Perhaps one of the more surprising challenges of working from home has been the lack of a daily commute. Many of us have found that having (a little) space and some vital ‘alone time’ played a key role in our preparations for our day of work. It also allowed us to decompress on the way home, even if it was simply sitting on the train with headphones in, idly swiping at Candy Crush. As sophisticated as our brains are, downtime is very important to allow them to work at their best, and so it’s unsurprising that during lockdown many of us have found it tough to switch immediately from work mode to family mode.
As businesses plan for the future of their workspaces, it’s important that employees don’t forget the value of taking those moments on the commute to prepare themselves for the day ahead, or to embrace a similar ritual when working from home. It’s equally important that employers continue to recognise the importance of short breaks to allow staff to function at their very highest levels when they are ‘on’.
3) Collaboration and community are key
The lockdown has proven that many businesses can function, at least for a short while, when everyone is working from home. But the longer we’ve been kept at a distance from colleagues, friends, and families, the more the value of collaboration and the importance of human contact has become apparent.
We have also been reminded of just how important it is to have a range of voices, experiences and viewpoints as part of a successful team, and this is something that design can play a part in too. Bringing people together in a space for creativity and teamwork is a vital part of any business, keeping within government guidelines of course! Through good design, offices can help foster this interaction with better provision of flexible and adaptable spaces that enable teams to collaborate more effectively.

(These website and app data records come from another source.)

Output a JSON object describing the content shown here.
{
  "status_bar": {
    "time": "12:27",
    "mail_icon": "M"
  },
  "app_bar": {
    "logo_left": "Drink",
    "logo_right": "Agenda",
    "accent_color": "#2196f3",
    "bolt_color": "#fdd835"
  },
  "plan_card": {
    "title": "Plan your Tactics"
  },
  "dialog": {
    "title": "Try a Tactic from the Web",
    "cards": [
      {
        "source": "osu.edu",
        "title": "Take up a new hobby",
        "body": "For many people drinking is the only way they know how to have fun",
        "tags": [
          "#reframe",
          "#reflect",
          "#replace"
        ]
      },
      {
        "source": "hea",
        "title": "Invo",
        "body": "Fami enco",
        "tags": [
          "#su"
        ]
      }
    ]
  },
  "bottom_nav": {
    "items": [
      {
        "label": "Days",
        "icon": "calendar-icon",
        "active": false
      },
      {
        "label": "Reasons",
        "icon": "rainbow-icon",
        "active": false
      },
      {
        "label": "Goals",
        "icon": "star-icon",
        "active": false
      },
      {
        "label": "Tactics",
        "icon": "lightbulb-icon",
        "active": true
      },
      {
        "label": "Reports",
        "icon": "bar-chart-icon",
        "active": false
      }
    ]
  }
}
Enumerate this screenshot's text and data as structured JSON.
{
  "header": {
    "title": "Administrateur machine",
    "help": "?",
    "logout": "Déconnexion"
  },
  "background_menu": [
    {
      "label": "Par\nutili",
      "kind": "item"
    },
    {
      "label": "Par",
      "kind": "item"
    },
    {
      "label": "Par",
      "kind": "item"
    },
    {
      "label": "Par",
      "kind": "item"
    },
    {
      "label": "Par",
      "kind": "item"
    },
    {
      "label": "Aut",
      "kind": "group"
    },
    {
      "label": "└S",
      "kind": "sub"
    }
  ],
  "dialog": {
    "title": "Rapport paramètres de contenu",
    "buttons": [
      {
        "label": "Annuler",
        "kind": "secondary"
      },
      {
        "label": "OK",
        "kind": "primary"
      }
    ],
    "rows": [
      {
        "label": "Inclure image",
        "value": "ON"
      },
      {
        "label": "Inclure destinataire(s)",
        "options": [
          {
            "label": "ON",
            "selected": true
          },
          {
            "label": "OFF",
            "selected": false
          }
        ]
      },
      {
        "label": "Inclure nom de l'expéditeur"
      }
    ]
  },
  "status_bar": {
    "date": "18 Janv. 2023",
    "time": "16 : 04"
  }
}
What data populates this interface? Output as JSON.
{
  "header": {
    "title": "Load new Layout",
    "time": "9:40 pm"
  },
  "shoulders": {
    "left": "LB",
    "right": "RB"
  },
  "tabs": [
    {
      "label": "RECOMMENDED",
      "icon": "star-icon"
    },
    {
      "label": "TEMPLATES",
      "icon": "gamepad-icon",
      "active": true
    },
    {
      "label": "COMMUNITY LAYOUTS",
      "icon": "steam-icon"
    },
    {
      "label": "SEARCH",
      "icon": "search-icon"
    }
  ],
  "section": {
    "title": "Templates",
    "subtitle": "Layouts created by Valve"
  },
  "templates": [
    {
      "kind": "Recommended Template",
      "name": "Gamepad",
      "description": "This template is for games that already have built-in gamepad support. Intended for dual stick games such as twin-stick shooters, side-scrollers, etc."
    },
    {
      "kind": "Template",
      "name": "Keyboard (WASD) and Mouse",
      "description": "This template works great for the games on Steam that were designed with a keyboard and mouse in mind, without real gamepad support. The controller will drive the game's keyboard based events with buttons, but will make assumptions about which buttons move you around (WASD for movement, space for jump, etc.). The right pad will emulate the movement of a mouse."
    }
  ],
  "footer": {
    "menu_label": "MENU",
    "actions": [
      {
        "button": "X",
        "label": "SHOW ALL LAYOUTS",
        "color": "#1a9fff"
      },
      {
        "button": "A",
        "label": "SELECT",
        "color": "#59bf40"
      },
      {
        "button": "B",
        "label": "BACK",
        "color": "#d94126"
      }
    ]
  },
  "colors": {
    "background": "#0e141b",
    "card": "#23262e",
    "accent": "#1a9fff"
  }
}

4) Creating appealing spaces
It’s clear that lockdown has accelerated our use of technology and the more flexible working patterns this enables. Traditional office work will be significantly transformed as a result, so how can employers create spaces where people will want to work?
We will need clever design, with workplaces that offer something our homes can’t.
This doesn’t mean subscribing to the tech company trend of installing ball parks or a slide, but creating an inspiring space for creativity and community that can’t be achieved over a Zoom call.
As we return to work, we must also deeply consider the way we ensure adequate distancing and remember while protection from Covid-19 is vital, employees’ mental health must not be ignored. However surreal, our experiences over the past few months have shown us that community, social interaction, and the sharing of diverse experiences should be valued, and it’s key that we hold on to that and use this post-lockdown period as an opportunity for positive change.
Ben Channon is Head of Wellbeing at Assael Architecture. You’ll find more of his lessons from lockdown here.
Work in Mind is a content platform designed to give a voice to thinkers, businesses, journalists and regulatory bodies in the field of healthy buildings.